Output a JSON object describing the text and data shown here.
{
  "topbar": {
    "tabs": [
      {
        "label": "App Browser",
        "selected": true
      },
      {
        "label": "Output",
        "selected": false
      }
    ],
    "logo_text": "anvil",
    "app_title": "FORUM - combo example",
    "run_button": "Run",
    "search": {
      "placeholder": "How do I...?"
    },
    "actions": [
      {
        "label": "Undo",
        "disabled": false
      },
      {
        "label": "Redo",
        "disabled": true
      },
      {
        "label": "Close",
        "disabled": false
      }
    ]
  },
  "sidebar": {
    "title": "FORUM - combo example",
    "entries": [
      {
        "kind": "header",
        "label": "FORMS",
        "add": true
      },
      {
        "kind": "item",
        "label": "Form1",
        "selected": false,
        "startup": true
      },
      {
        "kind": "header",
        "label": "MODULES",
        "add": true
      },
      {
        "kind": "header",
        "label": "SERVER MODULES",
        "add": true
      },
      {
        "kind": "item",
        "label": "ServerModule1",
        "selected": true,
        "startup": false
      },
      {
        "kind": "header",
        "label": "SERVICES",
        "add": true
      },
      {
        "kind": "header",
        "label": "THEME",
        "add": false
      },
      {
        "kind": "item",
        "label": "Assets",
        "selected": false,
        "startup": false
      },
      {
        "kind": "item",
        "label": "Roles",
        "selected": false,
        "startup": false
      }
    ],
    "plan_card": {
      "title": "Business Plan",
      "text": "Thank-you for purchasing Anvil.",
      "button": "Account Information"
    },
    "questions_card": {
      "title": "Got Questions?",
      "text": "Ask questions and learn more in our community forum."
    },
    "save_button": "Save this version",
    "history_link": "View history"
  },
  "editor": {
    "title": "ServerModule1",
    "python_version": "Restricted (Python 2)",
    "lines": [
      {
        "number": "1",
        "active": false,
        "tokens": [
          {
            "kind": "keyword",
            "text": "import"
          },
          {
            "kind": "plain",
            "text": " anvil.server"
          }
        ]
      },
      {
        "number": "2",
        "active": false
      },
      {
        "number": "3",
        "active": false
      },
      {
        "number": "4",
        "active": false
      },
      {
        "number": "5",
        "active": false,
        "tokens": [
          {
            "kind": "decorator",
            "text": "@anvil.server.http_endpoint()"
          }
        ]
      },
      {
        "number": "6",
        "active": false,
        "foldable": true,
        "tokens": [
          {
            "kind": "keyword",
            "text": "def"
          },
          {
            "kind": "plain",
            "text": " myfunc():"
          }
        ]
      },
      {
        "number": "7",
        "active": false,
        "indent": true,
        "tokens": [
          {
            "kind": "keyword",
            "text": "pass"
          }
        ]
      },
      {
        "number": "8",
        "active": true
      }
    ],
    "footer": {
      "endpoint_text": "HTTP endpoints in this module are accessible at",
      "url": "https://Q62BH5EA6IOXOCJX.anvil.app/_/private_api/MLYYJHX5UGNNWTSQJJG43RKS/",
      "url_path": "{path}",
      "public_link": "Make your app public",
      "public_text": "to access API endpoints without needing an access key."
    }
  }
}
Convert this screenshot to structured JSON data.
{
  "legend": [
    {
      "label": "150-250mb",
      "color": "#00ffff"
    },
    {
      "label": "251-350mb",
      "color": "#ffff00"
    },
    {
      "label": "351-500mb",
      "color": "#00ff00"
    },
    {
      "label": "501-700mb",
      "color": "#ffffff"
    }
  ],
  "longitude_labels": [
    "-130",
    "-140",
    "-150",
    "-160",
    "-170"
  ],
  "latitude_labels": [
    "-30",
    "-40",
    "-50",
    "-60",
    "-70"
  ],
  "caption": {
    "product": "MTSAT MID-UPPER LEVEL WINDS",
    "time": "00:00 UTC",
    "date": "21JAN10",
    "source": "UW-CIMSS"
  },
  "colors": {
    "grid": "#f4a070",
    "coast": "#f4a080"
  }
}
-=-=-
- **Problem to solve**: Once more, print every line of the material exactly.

- **Solution to the exercise**:
Output a JSON object describing the text and data shown here.
{
  "topbar": {
    "tabs": [
      {
        "label": "App Browser",
        "selected": true
      },
      {
        "label": "Output",
        "selected": false
      }
    ],
    "logo_text": "anvil",
    "app_title": "FORUM - combo example",
    "run_button": "Run",
    "search": {
      "placeholder": "How do I...?"
    },
    "actions": [
      {
        "label": "Undo",
        "disabled": false
      },
      {
        "label": "Redo",
        "disabled": true
      },
      {
        "label": "Close",
        "disabled": false
      }
    ]
  },
  "sidebar": {
    "title": "FORUM - combo example",
    "entries": [
      {
        "kind": "header",
        "label": "FORMS",
        "add": true
      },
      {
        "kind": "item",
        "label": "Form1",
        "selected": false,
        "startup": true
      },
      {
        "kind": "header",
        "label": "MODULES",
        "add": true
      },
      {
        "kind": "header",
        "label": "SERVER MODULES",
        "add": true
      },
      {
        "kind": "item",
        "label": "ServerModule1",
        "selected": true,
        "startup": false
      },
      {
        "kind": "header",
        "label": "SERVICES",
        "add": true
      },
      {
        "kind": "header",
        "label": "THEME",
        "add": false
      },
      {
        "kind": "item",
        "label": "Assets",
        "selected": false,
        "startup": false
      },
      {
        "kind": "item",
        "label": "Roles",
        "selected": false,
        "startup": false
      }
    ],
    "plan_card": {
      "title": "Business Plan",
      "text": "Thank-you for purchasing Anvil.",
      "button": "Account Information"
    },
    "questions_card": {
      "title": "Got Questions?",
      "text": "Ask questions and learn more in our community forum."
    },
    "save_button": "Save this version",
    "history_link": "View history"
  },
  "editor": {
    "title": "ServerModule1",
    "python_version": "Restricted (Python 2)",
    "lines": [
      {
        "number": "1",
        "active": false,
        "tokens": [
          {
            "kind": "keyword",
            "text": "import"
          },
          {
            "kind": "plain",
            "text": " anvil.server"
          }
        ]
      },
      {
        "number": "2",
        "active": false
      },
      {
        "number": "3",
        "active": false
      },
      {
        "number": "4",
        "active": false
      },
      {
        "number": "5",
        "active": false,
        "tokens": [
          {
            "kind": "decorator",
            "text": "@anvil.server.http_endpoint()"
          }
        ]
      },
      {
        "number": "6",
        "active": false,
        "foldable": true,
        "tokens": [
          {
            "kind": "keyword",
            "text": "def"
          },
          {
            "kind": "plain",
            "text": " myfunc():"
          }
        ]
      },
      {
        "number": "7",
        "active": false,
        "indent": true,
        "tokens": [
          {
            "kind": "keyword",
            "text": "pass"
          }
        ]
      },
      {
        "number": "8",
        "active": true
      }
    ],
    "footer": {
      "endpoint_text": "HTTP endpoints in this module are accessible at",
      "url": "https://Q62BH5EA6IOXOCJX.anvil.app/_/private_api/MLYYJHX5UGNNWTSQJJG43RKS/",
      "url_path": "{path}",
      "public_link": "Make your app public",
      "public_text": "to access API endpoints without needing an access key."
    }
  }
}
Convert this screenshot to structured JSON data.
{
  "legend": [
    {
      "label": "150-250mb",
      "color": "#00ffff"
    },
    {
      "label": "251-350mb",
      "color": "#ffff00"
    },
    {
      "label": "351-500mb",
      "color": "#00ff00"
    },
    {
      "label": "501-700mb",
      "color": "#ffffff"
    }
  ],
  "longitude_labels": [
    "-130",
    "-140",
    "-150",
    "-160",
    "-170"
  ],
  "latitude_labels": [
    "-30",
    "-40",
    "-50",
    "-60",
    "-70"
  ],
  "caption": {
    "product": "MTSAT MID-UPPER LEVEL WINDS",
    "time": "00:00 UTC",
    "date": "21JAN10",
    "source": "UW-CIMSS"
  },
  "colors": {
    "grid": "#f4a070",
    "coast": "#f4a080"
  }
}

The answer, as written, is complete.